● **Work instruction**
Your answer should be a single number: the count of lines in the records below containing the word "value".

- Opening Delimiter -

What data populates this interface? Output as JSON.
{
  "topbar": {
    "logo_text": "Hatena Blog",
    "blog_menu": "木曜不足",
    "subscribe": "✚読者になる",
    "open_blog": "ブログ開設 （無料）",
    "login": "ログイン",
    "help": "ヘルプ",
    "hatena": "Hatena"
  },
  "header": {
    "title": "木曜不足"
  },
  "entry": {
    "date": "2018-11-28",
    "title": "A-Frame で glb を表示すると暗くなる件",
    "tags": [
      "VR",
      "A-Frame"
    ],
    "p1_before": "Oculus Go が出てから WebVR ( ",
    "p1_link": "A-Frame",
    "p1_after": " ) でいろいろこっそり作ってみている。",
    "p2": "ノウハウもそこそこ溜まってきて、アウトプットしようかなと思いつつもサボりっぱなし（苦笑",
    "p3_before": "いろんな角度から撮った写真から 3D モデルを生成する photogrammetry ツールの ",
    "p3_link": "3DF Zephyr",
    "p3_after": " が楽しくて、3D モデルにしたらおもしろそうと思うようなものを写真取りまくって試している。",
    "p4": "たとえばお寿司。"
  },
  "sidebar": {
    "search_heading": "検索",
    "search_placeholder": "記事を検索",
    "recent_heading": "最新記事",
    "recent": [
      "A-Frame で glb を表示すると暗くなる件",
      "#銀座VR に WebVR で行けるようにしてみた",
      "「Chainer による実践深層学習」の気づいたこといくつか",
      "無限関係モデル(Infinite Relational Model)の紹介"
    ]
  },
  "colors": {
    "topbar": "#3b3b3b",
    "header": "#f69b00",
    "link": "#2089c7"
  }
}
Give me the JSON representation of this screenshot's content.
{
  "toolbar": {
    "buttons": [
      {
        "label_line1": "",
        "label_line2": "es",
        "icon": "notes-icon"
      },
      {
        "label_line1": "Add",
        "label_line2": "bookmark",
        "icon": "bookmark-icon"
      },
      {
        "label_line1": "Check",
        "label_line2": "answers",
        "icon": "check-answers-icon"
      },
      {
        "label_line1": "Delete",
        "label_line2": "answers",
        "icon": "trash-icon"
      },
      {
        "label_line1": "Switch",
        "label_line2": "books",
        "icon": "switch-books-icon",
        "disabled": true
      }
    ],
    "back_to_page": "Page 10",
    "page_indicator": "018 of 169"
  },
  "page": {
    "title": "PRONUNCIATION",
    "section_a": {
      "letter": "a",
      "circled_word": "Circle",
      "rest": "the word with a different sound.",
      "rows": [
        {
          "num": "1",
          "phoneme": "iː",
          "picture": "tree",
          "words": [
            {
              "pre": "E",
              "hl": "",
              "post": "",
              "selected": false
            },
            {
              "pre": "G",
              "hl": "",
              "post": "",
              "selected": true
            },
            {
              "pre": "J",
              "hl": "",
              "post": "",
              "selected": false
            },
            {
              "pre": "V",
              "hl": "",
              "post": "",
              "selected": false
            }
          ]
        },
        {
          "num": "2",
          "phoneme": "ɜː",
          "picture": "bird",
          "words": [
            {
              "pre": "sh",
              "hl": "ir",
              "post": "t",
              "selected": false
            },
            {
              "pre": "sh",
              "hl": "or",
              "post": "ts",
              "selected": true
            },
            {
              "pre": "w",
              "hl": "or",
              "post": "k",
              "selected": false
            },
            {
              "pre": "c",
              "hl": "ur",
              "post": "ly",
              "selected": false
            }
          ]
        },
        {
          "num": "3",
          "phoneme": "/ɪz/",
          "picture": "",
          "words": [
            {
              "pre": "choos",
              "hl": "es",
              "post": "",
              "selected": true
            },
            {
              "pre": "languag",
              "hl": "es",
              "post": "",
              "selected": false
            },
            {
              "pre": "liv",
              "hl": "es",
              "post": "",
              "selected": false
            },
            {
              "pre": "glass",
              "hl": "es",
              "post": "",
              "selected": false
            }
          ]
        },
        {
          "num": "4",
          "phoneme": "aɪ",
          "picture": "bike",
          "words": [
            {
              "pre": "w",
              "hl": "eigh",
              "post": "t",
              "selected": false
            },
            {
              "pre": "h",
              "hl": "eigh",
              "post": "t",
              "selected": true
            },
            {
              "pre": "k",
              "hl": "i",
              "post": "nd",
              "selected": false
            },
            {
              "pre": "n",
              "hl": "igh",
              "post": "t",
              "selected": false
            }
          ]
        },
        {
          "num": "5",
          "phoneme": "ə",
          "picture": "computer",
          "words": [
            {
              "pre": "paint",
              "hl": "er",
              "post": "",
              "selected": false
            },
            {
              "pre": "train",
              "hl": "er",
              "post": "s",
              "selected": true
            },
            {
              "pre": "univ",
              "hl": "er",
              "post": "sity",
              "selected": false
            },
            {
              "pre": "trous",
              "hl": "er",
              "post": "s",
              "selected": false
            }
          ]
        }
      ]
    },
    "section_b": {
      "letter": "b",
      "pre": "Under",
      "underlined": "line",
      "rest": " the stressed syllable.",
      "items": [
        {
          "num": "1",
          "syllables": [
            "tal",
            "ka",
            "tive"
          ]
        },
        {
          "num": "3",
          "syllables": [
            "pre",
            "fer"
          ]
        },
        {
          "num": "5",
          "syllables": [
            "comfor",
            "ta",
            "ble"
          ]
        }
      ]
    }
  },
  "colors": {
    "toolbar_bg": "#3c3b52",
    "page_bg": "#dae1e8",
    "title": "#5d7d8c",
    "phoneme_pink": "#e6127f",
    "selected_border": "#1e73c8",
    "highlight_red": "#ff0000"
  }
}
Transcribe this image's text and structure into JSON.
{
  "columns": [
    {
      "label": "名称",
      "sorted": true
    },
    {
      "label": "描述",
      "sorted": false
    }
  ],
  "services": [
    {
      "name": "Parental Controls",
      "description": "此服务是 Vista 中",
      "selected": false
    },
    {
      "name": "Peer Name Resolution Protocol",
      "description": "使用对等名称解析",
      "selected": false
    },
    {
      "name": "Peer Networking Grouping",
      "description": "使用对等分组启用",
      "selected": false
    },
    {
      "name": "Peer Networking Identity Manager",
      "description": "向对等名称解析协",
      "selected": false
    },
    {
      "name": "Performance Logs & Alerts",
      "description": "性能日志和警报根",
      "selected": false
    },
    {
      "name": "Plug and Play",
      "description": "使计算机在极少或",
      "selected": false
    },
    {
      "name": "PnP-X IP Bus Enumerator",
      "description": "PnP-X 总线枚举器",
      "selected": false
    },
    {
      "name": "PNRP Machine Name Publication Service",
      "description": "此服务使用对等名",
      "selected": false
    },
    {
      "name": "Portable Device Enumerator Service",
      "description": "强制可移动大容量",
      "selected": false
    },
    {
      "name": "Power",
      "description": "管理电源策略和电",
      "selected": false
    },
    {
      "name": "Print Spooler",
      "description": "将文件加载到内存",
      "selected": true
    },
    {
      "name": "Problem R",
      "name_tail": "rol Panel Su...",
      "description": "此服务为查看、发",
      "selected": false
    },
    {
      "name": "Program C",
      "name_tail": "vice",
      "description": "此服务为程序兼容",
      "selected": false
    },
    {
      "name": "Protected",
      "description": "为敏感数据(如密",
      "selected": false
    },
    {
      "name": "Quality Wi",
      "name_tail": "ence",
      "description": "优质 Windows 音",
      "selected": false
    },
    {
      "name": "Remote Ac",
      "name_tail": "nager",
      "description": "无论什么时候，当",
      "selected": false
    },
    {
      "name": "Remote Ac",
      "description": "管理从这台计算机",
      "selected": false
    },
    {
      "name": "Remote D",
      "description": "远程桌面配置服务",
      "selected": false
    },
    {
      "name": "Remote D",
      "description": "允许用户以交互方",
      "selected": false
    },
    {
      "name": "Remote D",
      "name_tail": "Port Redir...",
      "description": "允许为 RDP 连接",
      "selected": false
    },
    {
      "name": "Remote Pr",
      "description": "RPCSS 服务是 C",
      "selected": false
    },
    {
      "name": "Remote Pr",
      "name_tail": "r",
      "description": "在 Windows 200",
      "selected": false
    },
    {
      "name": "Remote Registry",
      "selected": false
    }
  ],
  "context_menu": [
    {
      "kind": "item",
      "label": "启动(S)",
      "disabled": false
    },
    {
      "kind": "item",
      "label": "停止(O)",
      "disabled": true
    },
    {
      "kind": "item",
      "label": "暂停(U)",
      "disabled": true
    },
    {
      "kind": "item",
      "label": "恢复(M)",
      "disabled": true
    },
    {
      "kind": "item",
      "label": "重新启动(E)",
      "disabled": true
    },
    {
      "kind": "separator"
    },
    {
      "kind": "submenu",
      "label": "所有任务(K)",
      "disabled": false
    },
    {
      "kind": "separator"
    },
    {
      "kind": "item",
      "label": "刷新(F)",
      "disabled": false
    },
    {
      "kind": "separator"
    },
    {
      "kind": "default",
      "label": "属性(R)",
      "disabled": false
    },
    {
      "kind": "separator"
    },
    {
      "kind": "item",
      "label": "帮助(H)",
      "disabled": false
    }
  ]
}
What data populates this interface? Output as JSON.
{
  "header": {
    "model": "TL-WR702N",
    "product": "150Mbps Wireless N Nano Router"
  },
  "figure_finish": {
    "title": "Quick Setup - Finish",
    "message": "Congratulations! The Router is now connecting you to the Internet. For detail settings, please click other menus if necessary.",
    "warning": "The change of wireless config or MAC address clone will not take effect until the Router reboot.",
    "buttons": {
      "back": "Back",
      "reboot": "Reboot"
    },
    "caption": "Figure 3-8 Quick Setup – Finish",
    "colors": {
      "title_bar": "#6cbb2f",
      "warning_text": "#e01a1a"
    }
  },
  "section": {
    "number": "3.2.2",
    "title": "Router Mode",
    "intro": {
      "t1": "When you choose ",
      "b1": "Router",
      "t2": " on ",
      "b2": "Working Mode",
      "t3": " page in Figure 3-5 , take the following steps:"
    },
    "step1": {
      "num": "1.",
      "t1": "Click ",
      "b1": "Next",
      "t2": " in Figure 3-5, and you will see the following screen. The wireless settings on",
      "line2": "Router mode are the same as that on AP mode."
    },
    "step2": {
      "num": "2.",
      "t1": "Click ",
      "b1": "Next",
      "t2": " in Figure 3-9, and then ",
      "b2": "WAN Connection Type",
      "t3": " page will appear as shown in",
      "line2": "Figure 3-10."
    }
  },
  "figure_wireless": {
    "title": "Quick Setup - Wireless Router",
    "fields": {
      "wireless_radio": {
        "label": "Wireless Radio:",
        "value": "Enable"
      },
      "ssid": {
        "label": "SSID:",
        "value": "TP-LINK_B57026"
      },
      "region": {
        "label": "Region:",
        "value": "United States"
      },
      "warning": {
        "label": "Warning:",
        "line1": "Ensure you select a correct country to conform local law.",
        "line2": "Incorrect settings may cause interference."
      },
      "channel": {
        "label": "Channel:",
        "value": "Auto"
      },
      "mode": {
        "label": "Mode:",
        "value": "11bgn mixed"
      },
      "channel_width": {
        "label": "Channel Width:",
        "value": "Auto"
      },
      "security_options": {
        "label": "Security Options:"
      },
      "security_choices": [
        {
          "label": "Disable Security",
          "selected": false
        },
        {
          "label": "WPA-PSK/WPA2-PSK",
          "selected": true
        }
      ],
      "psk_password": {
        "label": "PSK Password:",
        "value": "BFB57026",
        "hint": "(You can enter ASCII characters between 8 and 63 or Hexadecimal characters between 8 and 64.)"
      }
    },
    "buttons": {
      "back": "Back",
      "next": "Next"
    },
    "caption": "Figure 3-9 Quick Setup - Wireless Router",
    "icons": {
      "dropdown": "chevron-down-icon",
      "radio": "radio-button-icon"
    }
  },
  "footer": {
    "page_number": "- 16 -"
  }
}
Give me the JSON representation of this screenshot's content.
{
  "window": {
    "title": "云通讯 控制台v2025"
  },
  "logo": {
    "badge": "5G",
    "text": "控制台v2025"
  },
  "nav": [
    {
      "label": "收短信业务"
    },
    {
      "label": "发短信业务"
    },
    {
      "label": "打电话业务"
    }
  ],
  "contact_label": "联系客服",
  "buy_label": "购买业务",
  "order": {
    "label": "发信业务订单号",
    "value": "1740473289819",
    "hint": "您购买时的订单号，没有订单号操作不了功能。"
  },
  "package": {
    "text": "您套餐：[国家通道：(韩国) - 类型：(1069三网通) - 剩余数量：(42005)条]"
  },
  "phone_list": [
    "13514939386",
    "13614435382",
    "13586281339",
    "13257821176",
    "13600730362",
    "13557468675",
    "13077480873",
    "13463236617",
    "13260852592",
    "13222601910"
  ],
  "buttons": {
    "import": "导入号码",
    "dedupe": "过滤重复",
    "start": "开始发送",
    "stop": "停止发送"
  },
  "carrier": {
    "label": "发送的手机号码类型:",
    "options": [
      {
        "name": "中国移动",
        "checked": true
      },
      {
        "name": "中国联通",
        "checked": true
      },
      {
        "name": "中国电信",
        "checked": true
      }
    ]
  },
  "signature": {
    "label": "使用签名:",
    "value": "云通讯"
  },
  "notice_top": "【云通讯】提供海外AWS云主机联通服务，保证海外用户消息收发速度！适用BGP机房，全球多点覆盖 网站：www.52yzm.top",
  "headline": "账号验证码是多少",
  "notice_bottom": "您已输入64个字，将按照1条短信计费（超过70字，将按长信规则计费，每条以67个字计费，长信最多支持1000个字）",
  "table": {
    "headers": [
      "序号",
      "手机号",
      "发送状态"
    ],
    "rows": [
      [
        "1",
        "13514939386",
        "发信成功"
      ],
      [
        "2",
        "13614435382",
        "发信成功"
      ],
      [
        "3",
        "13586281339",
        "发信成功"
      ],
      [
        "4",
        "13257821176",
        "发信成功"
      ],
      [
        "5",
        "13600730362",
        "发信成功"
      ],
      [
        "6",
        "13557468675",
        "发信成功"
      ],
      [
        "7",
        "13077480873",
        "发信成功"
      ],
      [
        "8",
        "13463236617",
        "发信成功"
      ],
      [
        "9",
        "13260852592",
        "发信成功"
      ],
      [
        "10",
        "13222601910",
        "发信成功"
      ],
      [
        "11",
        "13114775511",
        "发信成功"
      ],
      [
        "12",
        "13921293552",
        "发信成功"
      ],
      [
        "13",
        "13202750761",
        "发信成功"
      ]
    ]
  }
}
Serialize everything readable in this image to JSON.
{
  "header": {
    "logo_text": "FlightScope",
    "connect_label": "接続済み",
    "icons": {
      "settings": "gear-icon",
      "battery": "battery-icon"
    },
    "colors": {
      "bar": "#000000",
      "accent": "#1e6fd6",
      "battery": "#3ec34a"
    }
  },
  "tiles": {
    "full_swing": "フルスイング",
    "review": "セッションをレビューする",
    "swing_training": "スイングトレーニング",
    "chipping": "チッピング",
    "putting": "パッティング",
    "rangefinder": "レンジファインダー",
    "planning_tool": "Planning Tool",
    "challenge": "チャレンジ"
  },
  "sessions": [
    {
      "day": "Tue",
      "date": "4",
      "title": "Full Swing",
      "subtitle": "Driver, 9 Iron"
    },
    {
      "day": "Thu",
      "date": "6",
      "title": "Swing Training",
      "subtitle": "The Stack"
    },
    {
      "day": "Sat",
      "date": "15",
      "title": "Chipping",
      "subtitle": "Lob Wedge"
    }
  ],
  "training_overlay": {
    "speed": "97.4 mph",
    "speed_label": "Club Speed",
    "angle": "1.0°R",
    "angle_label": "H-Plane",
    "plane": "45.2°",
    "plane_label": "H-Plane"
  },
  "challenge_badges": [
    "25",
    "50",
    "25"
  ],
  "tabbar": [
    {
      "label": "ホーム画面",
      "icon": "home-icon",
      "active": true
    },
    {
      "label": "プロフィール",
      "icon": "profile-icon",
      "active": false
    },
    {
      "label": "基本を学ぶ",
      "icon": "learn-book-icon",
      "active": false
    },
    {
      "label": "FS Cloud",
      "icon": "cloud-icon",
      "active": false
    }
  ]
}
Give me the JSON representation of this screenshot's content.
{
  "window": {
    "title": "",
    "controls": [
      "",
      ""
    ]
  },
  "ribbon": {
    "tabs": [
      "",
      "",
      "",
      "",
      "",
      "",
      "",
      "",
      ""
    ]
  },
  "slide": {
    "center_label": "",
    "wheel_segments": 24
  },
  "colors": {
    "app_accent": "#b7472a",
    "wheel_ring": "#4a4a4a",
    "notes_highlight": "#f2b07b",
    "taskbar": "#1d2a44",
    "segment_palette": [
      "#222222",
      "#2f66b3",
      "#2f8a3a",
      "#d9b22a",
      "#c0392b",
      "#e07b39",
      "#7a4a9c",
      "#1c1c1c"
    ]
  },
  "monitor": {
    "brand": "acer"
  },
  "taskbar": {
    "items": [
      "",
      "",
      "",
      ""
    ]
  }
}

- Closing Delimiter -

● **Task result**
9